I want to see him broken. I want to see him as the Milanese, Francesco Visconti. Penniless, maintained for years by his beautiful wife, Magdalena, a newly-taught artist with a complete ignorance of the treachery in others' hearts.  In a world of schemers and hypocrites, himself incapable of masks and the victim of foul murder, Francesco Visconti IS the mascheraro.  

Francesco is that soul who is wronged.  What attracts Magdalena is that Francesco is the complete opposite of Giacomo Contarini.  

Can Di Caprio portay a character devoid of pride, can he be vulnerable? Can he make you cry? I know he can do it. 

Francesco Visconti is older than the actor but as we saw with his recent beard-do in The Revenant, Di Caprio can easily pull off a more mature look.  He will need to whiten his hair and put on a little weight.

Battista Alberti - Richard Madden

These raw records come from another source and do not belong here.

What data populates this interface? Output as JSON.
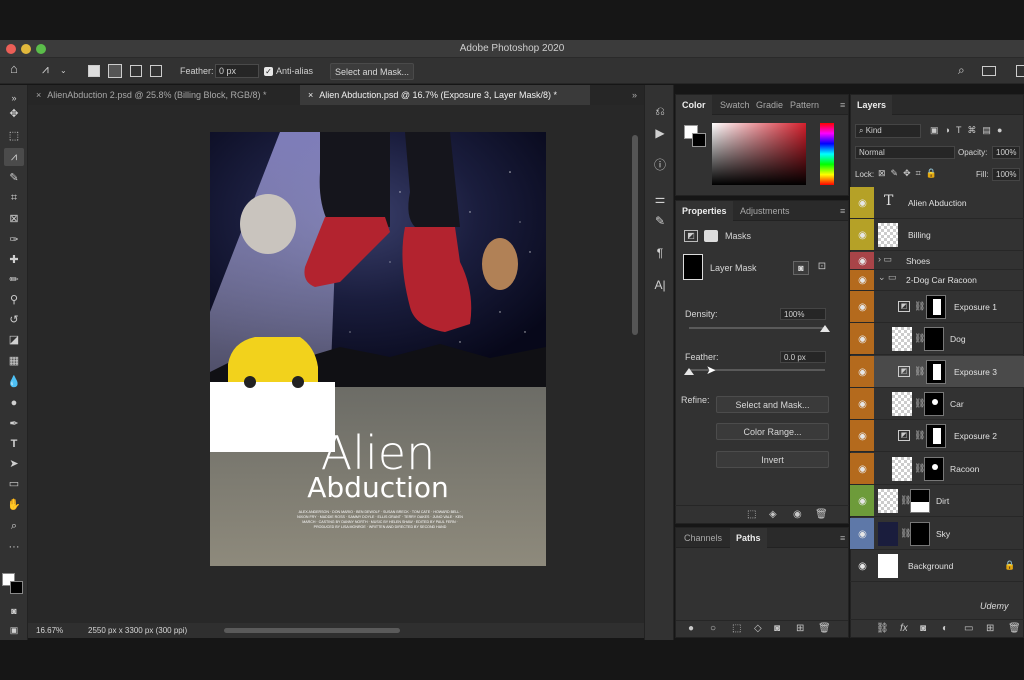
{
  "app": {
    "title": "Adobe Photoshop 2020"
  },
  "options_bar": {
    "feather_label": "Feather:",
    "feather_value": "0 px",
    "antialias_label": "Anti-alias",
    "antialias_checked": true,
    "select_mask_label": "Select and Mask..."
  },
  "tabs": [
    {
      "label": "AlienAbduction 2.psd @ 25.8% (Billing Block, RGB/8) *",
      "active": false
    },
    {
      "label": "Alien Abduction.psd @ 16.7% (Exposure 3, Layer Mask/8) *",
      "active": true
    }
  ],
  "poster": {
    "title_line1": "Alien",
    "title_line2": "Abduction",
    "billing": "ALEX ANDERSON · DON MARIO · BEN DEWOLF · SUSAN BRECK · TOM CATE · HOWARD BELL · NIXON FRY · MADDIE ROSS · SAMMY DOYLE · ELLIS GRANT · TERRY OAKES · JUNO VALE · KEN MARCH · CASTING BY DANNY NORTH · MUSIC BY HELEN SHAW · EDITED BY PAUL FERN · PRODUCED BY LISA MONROE · WRITTEN AND DIRECTED BY SECOND HAND"
  },
  "status": {
    "zoom": "16.67%",
    "doc_info": "2550 px x 3300 px (300 ppi)"
  },
  "color_panel": {
    "tabs": [
      "Color",
      "Swatch",
      "Gradie",
      "Pattern"
    ],
    "fg": "#ffffff",
    "bg": "#000000",
    "hue_color": "#d41f2c"
  },
  "properties": {
    "tabs": [
      "Properties",
      "Adjustments"
    ],
    "masks_label": "Masks",
    "layer_mask_label": "Layer Mask",
    "density_label": "Density:",
    "density_value": "100%",
    "density_fraction": 1.0,
    "feather_label": "Feather:",
    "feather_value": "0.0 px",
    "feather_fraction": 0.0,
    "refine_label": "Refine:",
    "buttons": [
      "Select and Mask...",
      "Color Range...",
      "Invert"
    ]
  },
  "channels_panel": {
    "tabs": [
      "Channels",
      "Paths"
    ]
  },
  "layers_panel": {
    "tab": "Layers",
    "kind_label": "Kind",
    "blend_mode": "Normal",
    "opacity_label": "Opacity:",
    "opacity_value": "100%",
    "lock_label": "Lock:",
    "fill_label": "Fill:",
    "fill_value": "100%",
    "layers": [
      {
        "name": "Alien Abduction",
        "type": "text",
        "color": "#b5a127"
      },
      {
        "name": "Billing",
        "type": "pixel",
        "color": "#b5a127"
      },
      {
        "name": "Shoes",
        "type": "group",
        "color": "#a84448"
      },
      {
        "name": "2-Dog Car Racoon",
        "type": "group-open",
        "color": "#b46a1d"
      },
      {
        "name": "Exposure 1",
        "type": "adjustment",
        "color": "#b46a1d"
      },
      {
        "name": "Dog",
        "type": "pixel-mask",
        "color": "#b46a1d"
      },
      {
        "name": "Exposure 3",
        "type": "adjustment",
        "color": "#b46a1d",
        "selected": true
      },
      {
        "name": "Car",
        "type": "pixel-mask",
        "color": "#b46a1d"
      },
      {
        "name": "Exposure 2",
        "type": "adjustment",
        "color": "#b46a1d"
      },
      {
        "name": "Racoon",
        "type": "pixel-mask",
        "color": "#b46a1d"
      },
      {
        "name": "Dirt",
        "type": "pixel-mask",
        "color": "#6d9b3a"
      },
      {
        "name": "Sky",
        "type": "pixel-mask",
        "color": "#5e78a8"
      },
      {
        "name": "Background",
        "type": "background",
        "color": ""
      }
    ]
  },
  "watermark": "Udemy"
}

In all evidence from 15th century sculptures and portraits, our Italian Renaissance Man with his generous curls and well-formed lips was ever boyish and good looking.

For the first time in cinema's history, Leon Battista Alberti will come to life through no other than actor, Richard Madden. Incidentally Richard has just been cast as another Florentine for a TV series covering the Medici family. I had no idea he would interpret Cosimo de Medici when I made my decision.

The Game of Thrones actor resembles Alberti nicely - he can also do fresh-faced, as he did in Cinderella, but we will limit it to just enough youthful charm.

Times are hard when you are an orphaned, disinherited youth, striving to study and survive in the Venice Republic. Thank heavens, the nineteen year old Alberti has learned to use his wits, and will soon employ his secret talents to come to Antonio da Parma's aid.

That is the cast so far, I hope to supplement as I go along. What are your thoughts? Have you read the book and who do you see as playing the characters?

The casting is almost done.  That's the easy part. Now I just need 30 million dollars.